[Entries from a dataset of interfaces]
BEGIN

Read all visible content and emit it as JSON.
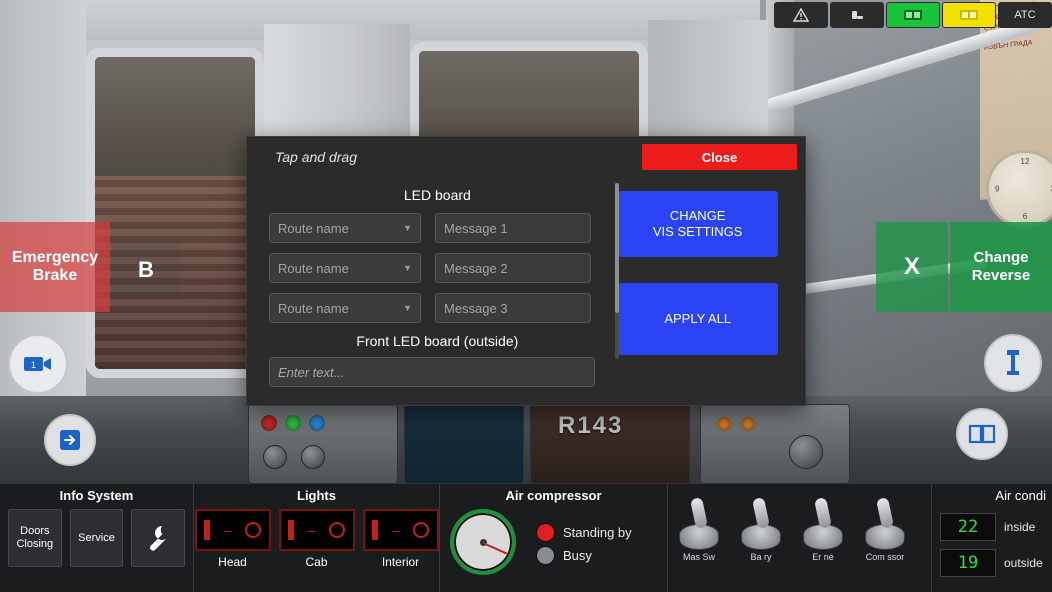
{
  "topbar": {
    "cells": [
      {
        "icon": "warning-triangle-icon",
        "label": "",
        "style": "dark"
      },
      {
        "icon": "seat-icon",
        "label": "",
        "style": "dark"
      },
      {
        "icon": "door-green-icon",
        "label": "",
        "style": "green"
      },
      {
        "icon": "door-yellow-icon",
        "label": "",
        "style": "yellow"
      },
      {
        "icon": "",
        "label": "ATC",
        "style": "dark"
      }
    ]
  },
  "hud": {
    "emergency_brake": "Emergency\nBrake",
    "emergency_brake_line1": "Emergency",
    "emergency_brake_line2": "Brake",
    "brake_letter": "B",
    "change_x": "X",
    "change_reverse_line1": "Change",
    "change_reverse_line2": "Reverse",
    "camera_icon": "camera-icon",
    "door_icon": "door-enter-icon",
    "info_icon": "info-icon",
    "book_icon": "book-icon"
  },
  "scene": {
    "loco_id": "R143",
    "advert_text": "ЗА ПРЕВОЗ НА ТОВАРИ СПРЕД СТРОГ УДОБНО ЗА ПРЕВОЗ ИЗВЪН ГРАДА"
  },
  "modal": {
    "drag_hint": "Tap and drag",
    "close_label": "Close",
    "led_board_title": "LED board",
    "rows": [
      {
        "route_placeholder": "Route name",
        "message_placeholder": "Message 1"
      },
      {
        "route_placeholder": "Route name",
        "message_placeholder": "Message 2"
      },
      {
        "route_placeholder": "Route name",
        "message_placeholder": "Message 3"
      }
    ],
    "front_led_title": "Front LED board (outside)",
    "front_led_placeholder": "Enter text...",
    "change_vis_line1": "CHANGE",
    "change_vis_line2": "VIS SETTINGS",
    "apply_all": "APPLY ALL",
    "accent_red": "#ec1c1c",
    "accent_blue": "#2a43f5"
  },
  "bottom": {
    "info_system": {
      "title": "Info System",
      "doors_line1": "Doors",
      "doors_line2": "Closing",
      "service": "Service",
      "wrench_icon": "wrench-icon"
    },
    "lights": {
      "title": "Lights",
      "items": [
        {
          "label": "Head"
        },
        {
          "label": "Cab"
        },
        {
          "label": "Interior"
        }
      ]
    },
    "air_compressor": {
      "title": "Air compressor",
      "states": [
        {
          "label": "Standing by",
          "on": true
        },
        {
          "label": "Busy",
          "on": false
        }
      ]
    },
    "switches": [
      {
        "label": "Mas  Sw"
      },
      {
        "label": "Ba   ry"
      },
      {
        "label": "Er   ne"
      },
      {
        "label": "Com   ssor"
      }
    ],
    "air_conditioning": {
      "title": "Air condi",
      "inside_value": "22",
      "inside_label": "inside",
      "outside_value": "19",
      "outside_label": "outside"
    }
  }
}
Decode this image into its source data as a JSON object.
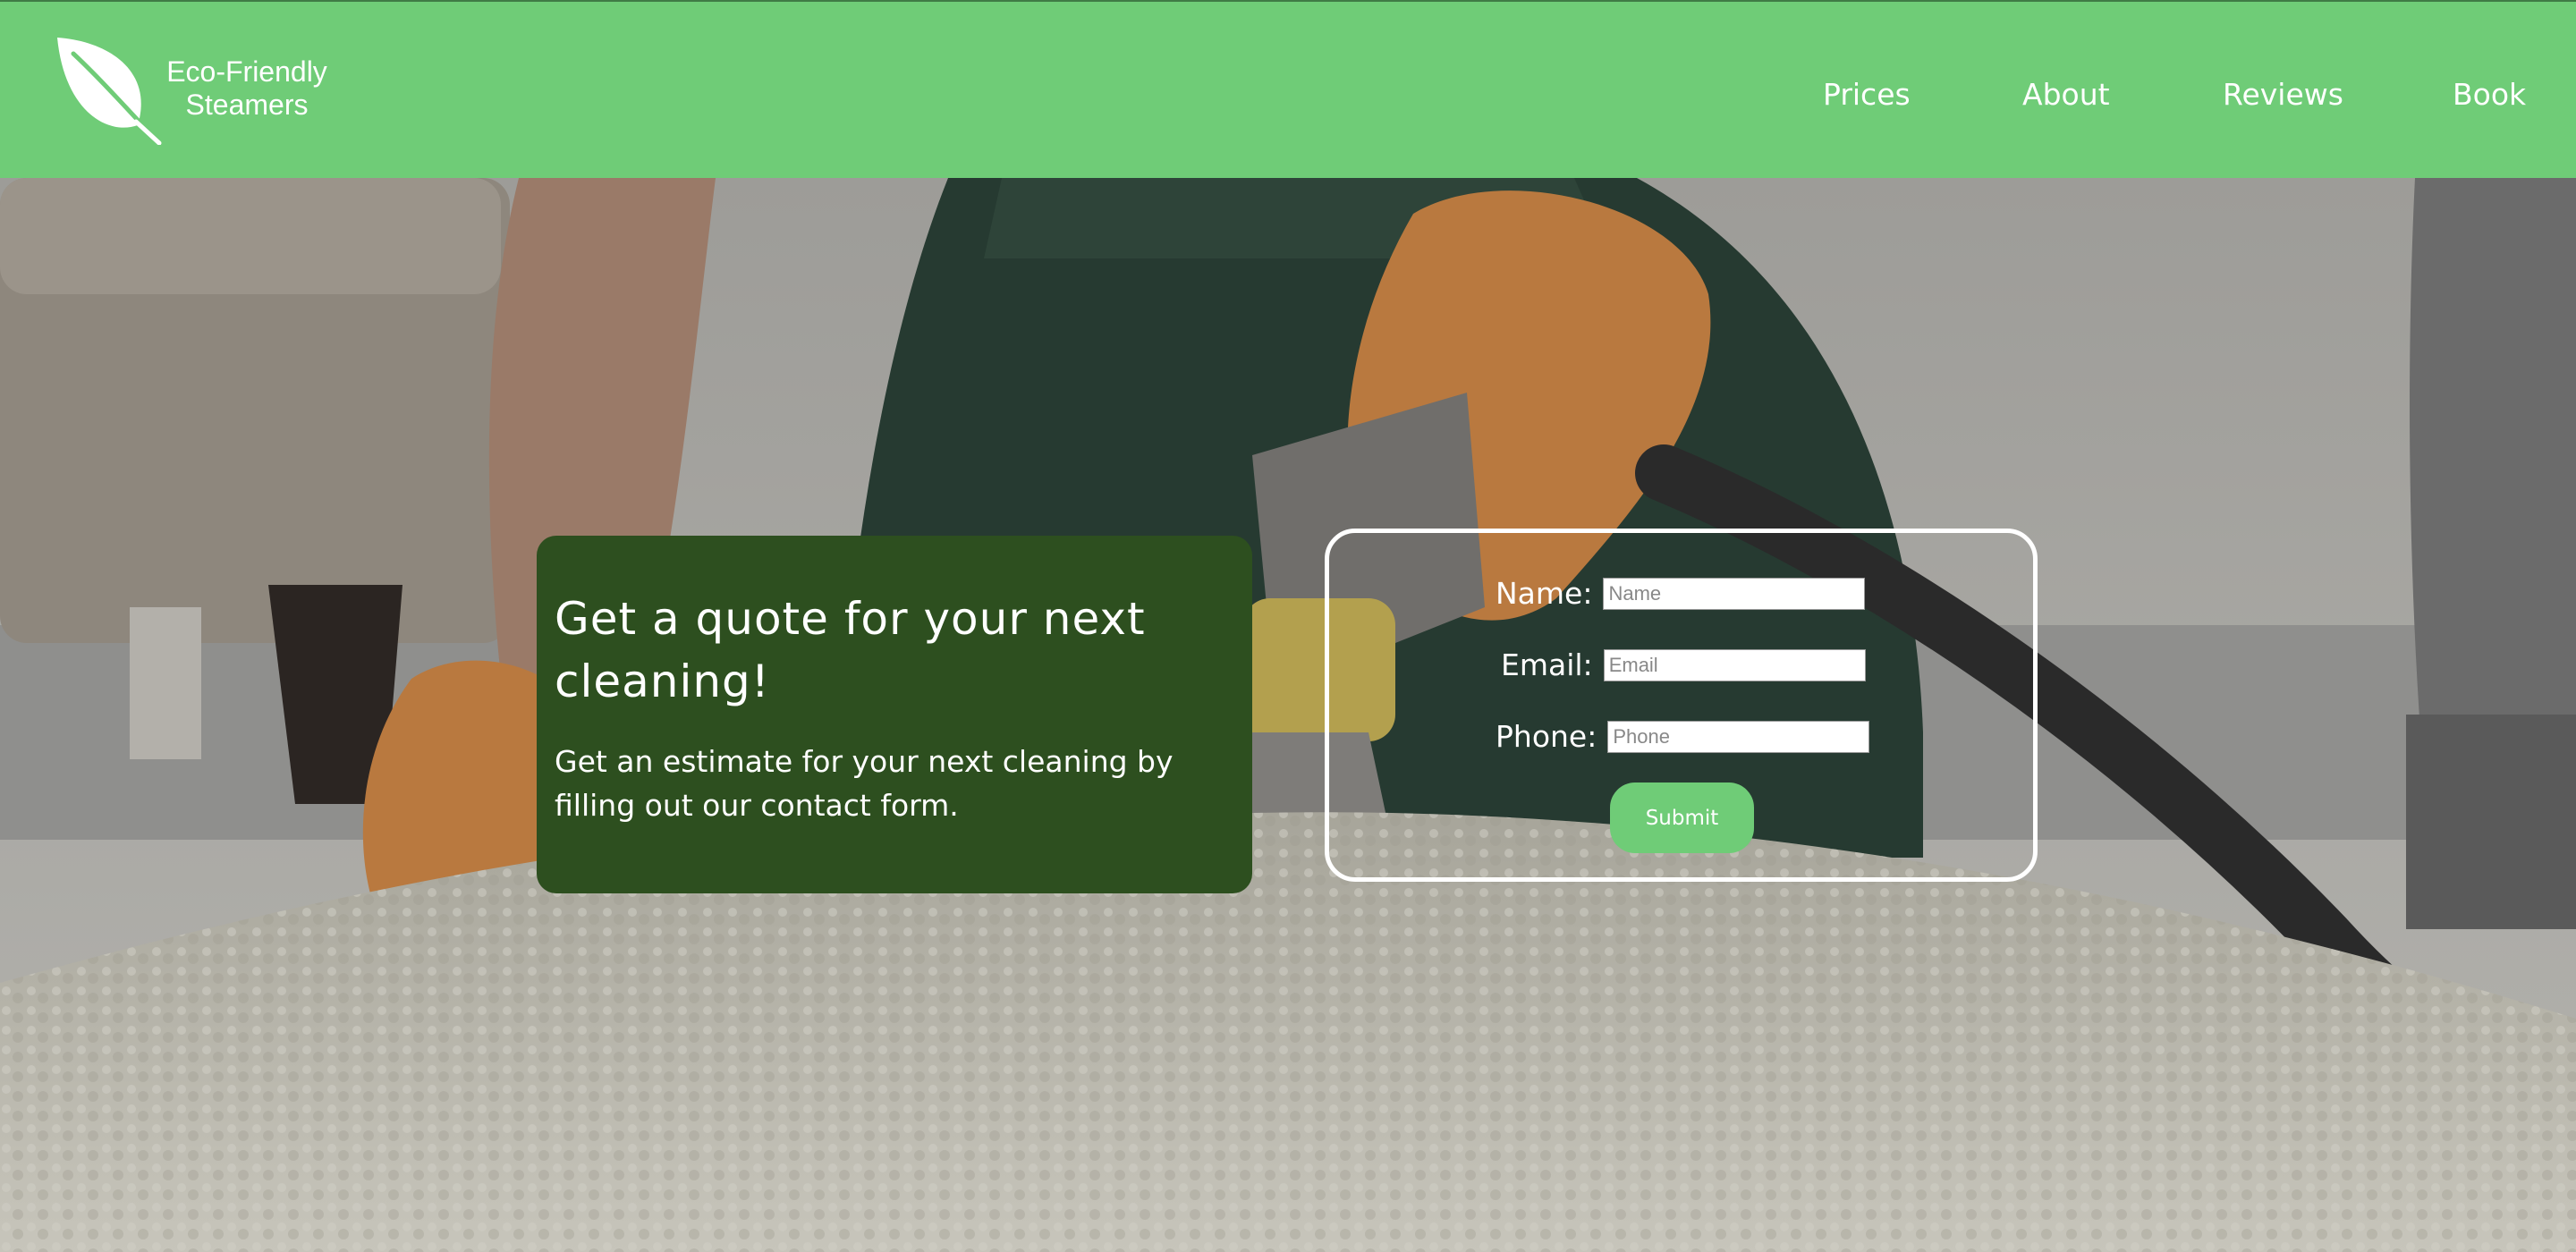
{
  "brand": {
    "name_line1": "Eco-Friendly",
    "name_line2": "Steamers",
    "logo_icon": "leaf-icon"
  },
  "nav": [
    {
      "label": "Prices"
    },
    {
      "label": "About"
    },
    {
      "label": "Reviews"
    },
    {
      "label": "Book"
    }
  ],
  "hero": {
    "background": "photo-carpet-steam-cleaning",
    "quote_title": "Get a quote for your next cleaning!",
    "quote_text": "Get an estimate for your next cleaning by filling out our contact form."
  },
  "form": {
    "name": {
      "label": "Name:",
      "placeholder": "Name",
      "value": ""
    },
    "email": {
      "label": "Email:",
      "placeholder": "Email",
      "value": ""
    },
    "phone": {
      "label": "Phone:",
      "placeholder": "Phone",
      "value": ""
    },
    "submit_label": "Submit"
  },
  "colors": {
    "header": "#6fcc77",
    "card": "#2d4f1f",
    "submit": "#6fcc77",
    "text": "#ffffff"
  }
}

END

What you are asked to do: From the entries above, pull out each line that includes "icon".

Answer to this task:
        "icon": "warning-triangle-icon",
        "icon": "seat-icon",
        "icon": "door-green-icon",
        "icon": "door-yellow-icon",
        "icon": "",
    "camera_icon": "camera-icon",
    "door_icon": "door-enter-icon",
    "info_icon": "info-icon",
    "book_icon": "book-icon"
      "wrench_icon": "wrench-icon"
    "logo_icon": "leaf-icon"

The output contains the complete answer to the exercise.